Uses have been an aid to digestion and treat inflammations. Medicinal
use and commercial cultivation is at present on the increase. Its seeds
are high (40%) in mucilage, an emollient soothing to the skin and used
as an emulsifier in drugs and food. The seeds also contain diosgenin, a
steroid that can be converted to pregnenolone (a steroid formed during
the synthesis of hormones) and progesterone, the anti-estrogen hormone
secreted by pregnant women. The seeds are reported to contain chemicals
that inactivate trypsin and chymotrypsin, enzymes making it possible for
your body to digest protein. But there is no evidence that fenugreek
used to season food has any such effect. Seeds are high in protein and
contain trigonelline, a nitrogen compound found in many legumes. When
trigonelline comes in contact with acids or is heated, it yields
nicotinic acid (niacin), the B vitamin that prevents pellagra. Grind
seed coarsely, infuse and drink as a tonic tea to stimulate digestion

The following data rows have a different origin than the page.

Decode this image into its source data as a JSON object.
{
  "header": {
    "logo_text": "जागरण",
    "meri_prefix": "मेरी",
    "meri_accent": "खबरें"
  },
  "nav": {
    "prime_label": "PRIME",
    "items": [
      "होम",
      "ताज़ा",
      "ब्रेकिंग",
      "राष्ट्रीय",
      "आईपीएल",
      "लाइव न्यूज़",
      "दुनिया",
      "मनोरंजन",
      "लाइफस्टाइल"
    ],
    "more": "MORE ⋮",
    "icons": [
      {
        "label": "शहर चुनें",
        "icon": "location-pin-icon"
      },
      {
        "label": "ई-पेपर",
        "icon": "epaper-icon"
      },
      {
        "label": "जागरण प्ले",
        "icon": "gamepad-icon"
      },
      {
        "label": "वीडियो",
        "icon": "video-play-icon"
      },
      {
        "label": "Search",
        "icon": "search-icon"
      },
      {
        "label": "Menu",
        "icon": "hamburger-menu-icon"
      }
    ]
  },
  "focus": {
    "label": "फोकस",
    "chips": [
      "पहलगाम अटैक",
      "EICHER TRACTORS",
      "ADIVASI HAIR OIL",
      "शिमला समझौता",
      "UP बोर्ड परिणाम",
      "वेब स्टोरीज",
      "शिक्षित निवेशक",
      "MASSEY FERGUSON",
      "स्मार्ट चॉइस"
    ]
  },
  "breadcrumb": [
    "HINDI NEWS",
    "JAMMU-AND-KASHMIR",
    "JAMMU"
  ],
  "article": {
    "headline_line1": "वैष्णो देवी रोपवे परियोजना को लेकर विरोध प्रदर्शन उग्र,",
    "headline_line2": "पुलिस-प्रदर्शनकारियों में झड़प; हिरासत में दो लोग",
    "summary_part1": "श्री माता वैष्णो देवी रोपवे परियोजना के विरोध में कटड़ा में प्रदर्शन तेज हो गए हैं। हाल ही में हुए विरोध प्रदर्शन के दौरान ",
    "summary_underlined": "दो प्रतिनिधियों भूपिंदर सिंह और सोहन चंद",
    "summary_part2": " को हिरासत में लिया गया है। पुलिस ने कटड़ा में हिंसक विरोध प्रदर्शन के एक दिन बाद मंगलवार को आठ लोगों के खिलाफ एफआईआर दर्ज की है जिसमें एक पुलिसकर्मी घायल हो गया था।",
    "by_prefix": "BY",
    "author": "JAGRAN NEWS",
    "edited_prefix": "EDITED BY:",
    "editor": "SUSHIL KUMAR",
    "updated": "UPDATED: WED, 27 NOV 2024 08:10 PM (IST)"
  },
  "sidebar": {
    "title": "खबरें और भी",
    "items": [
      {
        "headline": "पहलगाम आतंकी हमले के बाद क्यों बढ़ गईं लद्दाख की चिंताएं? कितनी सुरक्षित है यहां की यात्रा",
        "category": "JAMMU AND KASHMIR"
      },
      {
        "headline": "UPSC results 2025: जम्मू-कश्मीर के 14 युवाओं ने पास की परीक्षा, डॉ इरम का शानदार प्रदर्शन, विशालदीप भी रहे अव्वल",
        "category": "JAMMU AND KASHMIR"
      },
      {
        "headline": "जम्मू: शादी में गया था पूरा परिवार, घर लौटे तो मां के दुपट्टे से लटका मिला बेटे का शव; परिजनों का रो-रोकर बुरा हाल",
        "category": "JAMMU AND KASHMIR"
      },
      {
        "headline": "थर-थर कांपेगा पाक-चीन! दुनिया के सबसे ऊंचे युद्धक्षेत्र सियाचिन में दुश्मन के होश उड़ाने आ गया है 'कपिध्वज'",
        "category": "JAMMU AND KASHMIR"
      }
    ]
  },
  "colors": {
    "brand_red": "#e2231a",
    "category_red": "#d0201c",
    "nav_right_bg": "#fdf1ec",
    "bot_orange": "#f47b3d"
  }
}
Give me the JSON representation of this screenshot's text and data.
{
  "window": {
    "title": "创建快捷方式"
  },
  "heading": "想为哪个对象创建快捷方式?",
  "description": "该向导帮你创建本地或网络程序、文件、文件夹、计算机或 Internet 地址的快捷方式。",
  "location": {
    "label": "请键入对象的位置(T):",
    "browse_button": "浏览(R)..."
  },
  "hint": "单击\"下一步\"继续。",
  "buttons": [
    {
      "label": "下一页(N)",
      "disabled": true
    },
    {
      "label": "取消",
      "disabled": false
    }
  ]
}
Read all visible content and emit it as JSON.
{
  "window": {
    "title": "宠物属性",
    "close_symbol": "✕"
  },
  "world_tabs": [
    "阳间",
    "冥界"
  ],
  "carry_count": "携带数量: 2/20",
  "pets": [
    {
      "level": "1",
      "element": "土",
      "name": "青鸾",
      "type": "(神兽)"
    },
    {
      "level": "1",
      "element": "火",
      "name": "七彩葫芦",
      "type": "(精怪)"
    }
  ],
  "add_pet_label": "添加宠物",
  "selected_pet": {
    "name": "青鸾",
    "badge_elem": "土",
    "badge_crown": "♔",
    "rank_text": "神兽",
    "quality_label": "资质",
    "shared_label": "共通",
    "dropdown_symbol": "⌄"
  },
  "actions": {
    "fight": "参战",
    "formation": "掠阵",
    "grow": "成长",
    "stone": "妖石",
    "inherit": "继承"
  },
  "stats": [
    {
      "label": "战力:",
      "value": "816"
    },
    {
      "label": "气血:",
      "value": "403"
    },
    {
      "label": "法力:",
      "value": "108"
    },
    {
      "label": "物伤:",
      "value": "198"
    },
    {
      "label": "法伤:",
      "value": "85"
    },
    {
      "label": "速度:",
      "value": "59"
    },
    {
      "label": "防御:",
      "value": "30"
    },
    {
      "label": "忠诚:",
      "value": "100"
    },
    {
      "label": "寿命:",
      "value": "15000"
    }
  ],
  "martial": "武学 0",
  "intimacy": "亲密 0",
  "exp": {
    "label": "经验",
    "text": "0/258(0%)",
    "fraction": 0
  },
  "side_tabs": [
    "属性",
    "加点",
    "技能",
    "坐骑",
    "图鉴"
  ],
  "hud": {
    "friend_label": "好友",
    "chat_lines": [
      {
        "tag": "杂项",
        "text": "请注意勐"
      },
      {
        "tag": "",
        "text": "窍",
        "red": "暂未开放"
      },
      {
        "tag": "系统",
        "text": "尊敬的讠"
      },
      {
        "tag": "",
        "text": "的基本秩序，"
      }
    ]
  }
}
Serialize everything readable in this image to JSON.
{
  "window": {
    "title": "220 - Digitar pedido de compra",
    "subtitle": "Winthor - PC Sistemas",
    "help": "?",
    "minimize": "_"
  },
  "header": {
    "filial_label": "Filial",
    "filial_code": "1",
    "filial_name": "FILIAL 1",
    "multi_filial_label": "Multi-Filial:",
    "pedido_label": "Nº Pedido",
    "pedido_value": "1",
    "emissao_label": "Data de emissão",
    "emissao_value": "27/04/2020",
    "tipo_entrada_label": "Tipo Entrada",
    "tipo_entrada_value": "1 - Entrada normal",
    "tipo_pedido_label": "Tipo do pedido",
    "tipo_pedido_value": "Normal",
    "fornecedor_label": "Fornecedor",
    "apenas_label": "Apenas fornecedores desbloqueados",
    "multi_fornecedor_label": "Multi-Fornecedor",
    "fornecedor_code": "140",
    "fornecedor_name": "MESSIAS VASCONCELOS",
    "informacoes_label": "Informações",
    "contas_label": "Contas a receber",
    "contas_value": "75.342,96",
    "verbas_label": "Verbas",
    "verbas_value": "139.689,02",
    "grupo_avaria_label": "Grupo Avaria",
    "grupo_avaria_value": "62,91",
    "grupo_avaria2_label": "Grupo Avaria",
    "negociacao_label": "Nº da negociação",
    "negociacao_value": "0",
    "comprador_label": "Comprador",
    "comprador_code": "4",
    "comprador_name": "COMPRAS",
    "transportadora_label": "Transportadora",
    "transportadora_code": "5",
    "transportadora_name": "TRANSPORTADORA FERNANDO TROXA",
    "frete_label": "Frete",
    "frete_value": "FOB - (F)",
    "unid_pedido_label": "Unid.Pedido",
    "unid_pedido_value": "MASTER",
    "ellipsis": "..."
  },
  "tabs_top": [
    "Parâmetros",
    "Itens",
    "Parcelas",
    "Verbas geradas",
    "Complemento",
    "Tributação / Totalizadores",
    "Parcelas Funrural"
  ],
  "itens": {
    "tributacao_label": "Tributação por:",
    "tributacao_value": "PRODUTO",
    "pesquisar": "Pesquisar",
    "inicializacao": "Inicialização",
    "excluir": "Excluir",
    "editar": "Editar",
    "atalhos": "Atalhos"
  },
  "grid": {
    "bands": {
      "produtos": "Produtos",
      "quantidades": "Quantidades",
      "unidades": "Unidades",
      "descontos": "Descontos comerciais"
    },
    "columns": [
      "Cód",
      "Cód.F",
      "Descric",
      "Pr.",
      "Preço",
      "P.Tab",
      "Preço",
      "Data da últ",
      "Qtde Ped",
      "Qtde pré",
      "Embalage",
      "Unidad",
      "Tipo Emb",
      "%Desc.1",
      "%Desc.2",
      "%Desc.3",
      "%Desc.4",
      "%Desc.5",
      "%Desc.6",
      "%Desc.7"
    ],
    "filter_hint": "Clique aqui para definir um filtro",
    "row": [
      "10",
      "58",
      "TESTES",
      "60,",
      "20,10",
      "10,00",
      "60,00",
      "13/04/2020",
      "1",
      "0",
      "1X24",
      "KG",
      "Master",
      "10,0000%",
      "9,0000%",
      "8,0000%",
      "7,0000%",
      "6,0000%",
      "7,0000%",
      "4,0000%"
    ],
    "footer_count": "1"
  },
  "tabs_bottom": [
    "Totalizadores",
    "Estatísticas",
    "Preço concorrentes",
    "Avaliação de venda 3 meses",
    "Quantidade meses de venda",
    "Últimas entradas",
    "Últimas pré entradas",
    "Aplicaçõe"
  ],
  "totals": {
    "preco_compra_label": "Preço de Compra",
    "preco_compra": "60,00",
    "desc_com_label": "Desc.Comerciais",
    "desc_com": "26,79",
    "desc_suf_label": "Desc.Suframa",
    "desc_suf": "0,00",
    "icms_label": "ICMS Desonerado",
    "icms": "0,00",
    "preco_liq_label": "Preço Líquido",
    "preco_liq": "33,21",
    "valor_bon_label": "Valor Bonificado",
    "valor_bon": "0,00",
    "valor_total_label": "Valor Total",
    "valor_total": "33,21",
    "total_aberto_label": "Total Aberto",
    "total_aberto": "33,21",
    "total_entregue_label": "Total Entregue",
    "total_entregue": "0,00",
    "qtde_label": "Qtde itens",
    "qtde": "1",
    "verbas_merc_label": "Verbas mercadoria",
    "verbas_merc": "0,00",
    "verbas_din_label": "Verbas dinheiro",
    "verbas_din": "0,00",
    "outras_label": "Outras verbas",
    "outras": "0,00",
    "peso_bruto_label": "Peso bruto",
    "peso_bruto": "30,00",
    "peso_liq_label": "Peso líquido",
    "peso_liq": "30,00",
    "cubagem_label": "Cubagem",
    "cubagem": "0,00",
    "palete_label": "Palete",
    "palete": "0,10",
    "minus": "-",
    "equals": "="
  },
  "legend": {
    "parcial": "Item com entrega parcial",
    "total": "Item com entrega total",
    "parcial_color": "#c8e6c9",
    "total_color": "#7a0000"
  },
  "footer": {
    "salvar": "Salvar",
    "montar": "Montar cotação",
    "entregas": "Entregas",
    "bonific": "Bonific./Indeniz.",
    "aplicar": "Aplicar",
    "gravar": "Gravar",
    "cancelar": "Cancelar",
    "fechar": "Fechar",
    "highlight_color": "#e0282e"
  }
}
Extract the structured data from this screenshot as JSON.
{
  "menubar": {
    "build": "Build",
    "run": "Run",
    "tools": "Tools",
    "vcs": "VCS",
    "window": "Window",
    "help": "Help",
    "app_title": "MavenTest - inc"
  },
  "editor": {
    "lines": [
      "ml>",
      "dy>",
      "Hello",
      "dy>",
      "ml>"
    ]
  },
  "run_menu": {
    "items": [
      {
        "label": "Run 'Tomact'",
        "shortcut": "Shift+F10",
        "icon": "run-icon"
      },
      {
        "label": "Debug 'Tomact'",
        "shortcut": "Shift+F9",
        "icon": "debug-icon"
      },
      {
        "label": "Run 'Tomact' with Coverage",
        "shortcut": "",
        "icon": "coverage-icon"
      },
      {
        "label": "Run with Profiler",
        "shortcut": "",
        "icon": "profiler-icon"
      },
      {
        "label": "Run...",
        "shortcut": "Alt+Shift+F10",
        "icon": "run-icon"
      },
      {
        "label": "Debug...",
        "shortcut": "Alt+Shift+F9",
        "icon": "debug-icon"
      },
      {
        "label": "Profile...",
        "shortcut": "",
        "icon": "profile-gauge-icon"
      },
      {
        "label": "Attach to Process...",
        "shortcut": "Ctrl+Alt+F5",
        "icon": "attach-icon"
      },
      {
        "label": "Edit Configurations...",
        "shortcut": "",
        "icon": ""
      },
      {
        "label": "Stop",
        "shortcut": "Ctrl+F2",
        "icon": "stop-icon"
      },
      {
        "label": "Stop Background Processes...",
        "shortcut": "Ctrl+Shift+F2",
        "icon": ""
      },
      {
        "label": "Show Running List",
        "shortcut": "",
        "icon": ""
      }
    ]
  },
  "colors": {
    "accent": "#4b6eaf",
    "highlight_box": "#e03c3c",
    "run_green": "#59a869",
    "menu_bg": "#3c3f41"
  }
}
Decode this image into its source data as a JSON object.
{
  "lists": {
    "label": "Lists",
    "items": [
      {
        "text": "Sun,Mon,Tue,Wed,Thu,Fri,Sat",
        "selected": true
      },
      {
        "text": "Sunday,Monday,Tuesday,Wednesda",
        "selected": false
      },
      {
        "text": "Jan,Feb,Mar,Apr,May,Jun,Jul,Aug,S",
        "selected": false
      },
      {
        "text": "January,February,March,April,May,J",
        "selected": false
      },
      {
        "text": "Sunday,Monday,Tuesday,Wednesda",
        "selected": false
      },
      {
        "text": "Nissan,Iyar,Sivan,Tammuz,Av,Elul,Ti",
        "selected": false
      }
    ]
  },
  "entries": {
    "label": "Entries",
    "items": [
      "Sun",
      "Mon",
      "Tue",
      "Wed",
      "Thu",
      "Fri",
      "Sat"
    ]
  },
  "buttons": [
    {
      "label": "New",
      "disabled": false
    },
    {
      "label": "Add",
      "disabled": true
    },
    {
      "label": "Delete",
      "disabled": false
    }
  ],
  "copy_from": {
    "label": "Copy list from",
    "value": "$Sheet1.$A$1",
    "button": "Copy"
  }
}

and milk flow, ease coughing, flatulence and diarrhea. Make a mushy
poultice of crushed seed and hot milk for inflammation, ulcers, swollen
glands, sciatica and bruises. Said to be effective in treating fevers.
The seeds have galactogenic and anthelminthic properties; the ancients
believed them to be aphrodisiac.
yang tonic, nutritive, carminative, uterine stimulant, locally demulcent, alterative, anti-inflammatory, digestive tonic, promotes milk flow, lowers blood sugar levels, aphrodisiac, aerial parts are antispasmodic
Decoction: Take as a warming drink for menstrual pain, stomach upsets, and, if a nursing mother, to increase milk flow. Disguise the bitter taste with a little fennel.
Tincture: take for reproductive disorders and conditions involving kidney qi weakness. Prescribed with other gypoglycemic herbs in late-onset diabetes.
Capsules: Prescribed to help control glucose metabolism in late-onset diabetes.
Poultice: make the powdered herb into a paste and apply to boils and cellulitis. Aerial Parts are used in infusion: take for abdominal cramps, labor and menstrual pain. May also be made from sprouted seeds.
Research: In one open study of 60 type 2 diabetics, 25 grams per day of fenugreek led to noteworthy improvements in overall blood sugar control, blood sugar elevations after a meal and cholesterol levels. In a small singleblind controlled study, patients with type 1 diabetes were randomly prescribed with fenugreek at a dose of 50 grams twice daily as part of their lunch and dinner or the same meals without the powder, each for 10 days. Those on the fenugreek diet had significant decreases in their fasting blood sugar.
Fenugreek is a uterine stimulant, so avoid in pregnancy. The aerial parts may be used in labor. Although no adverse effects are known, if too much is used during nursing, the urine of mother and child may start to have a maple syrup odor, and could potentially lead to a misdiagnosis of â€˜maple syrup urine disease.â€™
Fenugreek contains coumarin-like substances, and should be used with caution along with heparin, warfarin and other anti-coagulants.25 Due to its blood sugar lowering effects, using fenugreek may require a dose adjustment with glipizide and insulin. Insulin-dependent diabetics should seed professional advice before using fenugreek as a hypoglycemic.
Fenugreek Seed - inflammation, diarrhea, diabetes
- Product Code: MH019
- Availability: In Stock